By Tammy Stouchko, Principal, SSP Architects
Note: This is the first of a two-part blog focusing on interior design trends to consider when seeking to create healthier, person-centered workplaces.
While the debate continues about the need to return to the office to work most effectively, those who have come back are rightfully requesting a workplace that prioritizes a healthy environment. This is why we are beginning to see more employers taking a closer look at starting a holistic approach to create sustainable office interiors that promote health and well-being.
It has been gratifying to speak with corporate heads who are increasingly asking architecture firms such as SSP to create a more unifying, engaging and comfortable office spaces that make mental and physical health a priority. When they do ask for our team’s help, we always start the interior design exploration process with a key question:
How do you, your team and customers envision a designed space that is both mentally uplifting and person-centered?
Answers to this question are a good starting point to begin an ongoing conversation on what works best for each individual client when it comes to realizing their vision for a people-first interior design space. Together, we then explore an approach that works best for them to create a healthy working environment – a core component to attracting high-quality employees and retaining them.
This approach has gained increasing popularity with the backing of a relatively new design philosophy called WELL building. Architects using WELL interior design techniques have a primary goal of improving employee health and comfort.
When SSP moved its headquarters two years ago, it desired to put WELL’s philosophy into action. In a sense, we were our most demanding client. If we got it right, our clients would benefit from our experience.
Two major areas our employees asked us to address – like most of our clients – was increased movement opportunities and access to natural light.
When it comes to movement opportunities, this was addressed by offering numerous options for hosting meetings with others, and ergonomic seating and desks enabling our team to adjust work from a sitting or standing position. With an open plan workspace, SSP’s office gives employees access to a much-needed, quiet space.
Wherever you are in the office, employees have exposure to natural light and a full view of Somerville’s historic downtown area and mountains in the distance. Recent data confirms that this open, light filled design approach has proven to increase productivity, boost moods and reduce rates of anxiety and depression. This is backed up by a Cornell University study that found that “optimization of natural light in an office significantly improves health and wellness among workers.”
When Raritan Valley Community College asked us to create a more welcoming, stress reducing, light filled interior for its Workforce Development Center, our headquarter experience was most helpful. Bringing in more natural light into the building is quickly apparent as you enter the Center’s bright lobby with large windows. The lobby’s comfortable, large, cushioned seats, lovely artwork and earth tone pallet set the welcoming and soothing environment the college was seeking. With the help of this renovation, students seeking to enter the professional trades now enjoy a more positive interior vibe in this hub of learning.
Bringing aspects of the natural outside world into the office interior has also shown to reduce work-related stress. A University of Exeter study found that having natural elements such as plants, natural wood finishes and fish tanks in the office increases productivity by up to 15%. It found that a “greener office” incorporating biophilic design is more health enhancing than office spaces featuring “leaner” plant free designs.

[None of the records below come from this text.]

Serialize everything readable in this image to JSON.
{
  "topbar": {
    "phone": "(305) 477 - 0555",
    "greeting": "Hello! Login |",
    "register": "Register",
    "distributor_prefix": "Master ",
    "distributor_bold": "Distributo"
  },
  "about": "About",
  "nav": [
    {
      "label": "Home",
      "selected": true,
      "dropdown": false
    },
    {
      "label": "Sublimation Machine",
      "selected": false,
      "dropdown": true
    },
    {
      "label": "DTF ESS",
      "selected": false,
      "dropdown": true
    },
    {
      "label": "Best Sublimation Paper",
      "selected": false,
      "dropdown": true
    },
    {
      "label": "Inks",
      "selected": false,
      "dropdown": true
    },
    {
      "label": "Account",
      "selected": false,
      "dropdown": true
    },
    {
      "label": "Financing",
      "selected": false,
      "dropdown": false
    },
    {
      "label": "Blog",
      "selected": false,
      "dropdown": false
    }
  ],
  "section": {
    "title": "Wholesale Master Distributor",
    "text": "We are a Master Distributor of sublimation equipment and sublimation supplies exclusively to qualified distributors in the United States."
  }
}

A wonderful trend being led by companies with larger office space is creating workspaces that offer respite and meditation rooms, light and plant filled areas that allow for mental resets, and wellness centers. A large, open break room space incorporating large tables encourages employees to share lunch – a proven way to create a friendlier work atmosphere. What better way to make employees feel good about returning to the office?
With indoor air quality (IAQ) now top of mind due to health concerns, people are increasingly realizing the need to avoid using products or furnishings that give off Volatile Organic Compounds (VOCs) that can cause eye and respiratory inflammation, headaches, fatigue, and inability to concentrate. It always best to choose interior items with low or no VOCs. This is especially important with paints, coatings, and wood treatments. Beyond the furnishings, it is important to understand the functioning of the mechanical system and optimize filtered fresh air and air exchanges.
If you are interested in working with an architect that prioritizes interior designs that focus on your employee’s wellbeing – a key aspect to your business success – contact SSP Architects today for a free conversation about your commercial interior design project.
Next week’s Interior Design blog: How Today’s Interior Design Merges Technology and Psychology, Old and New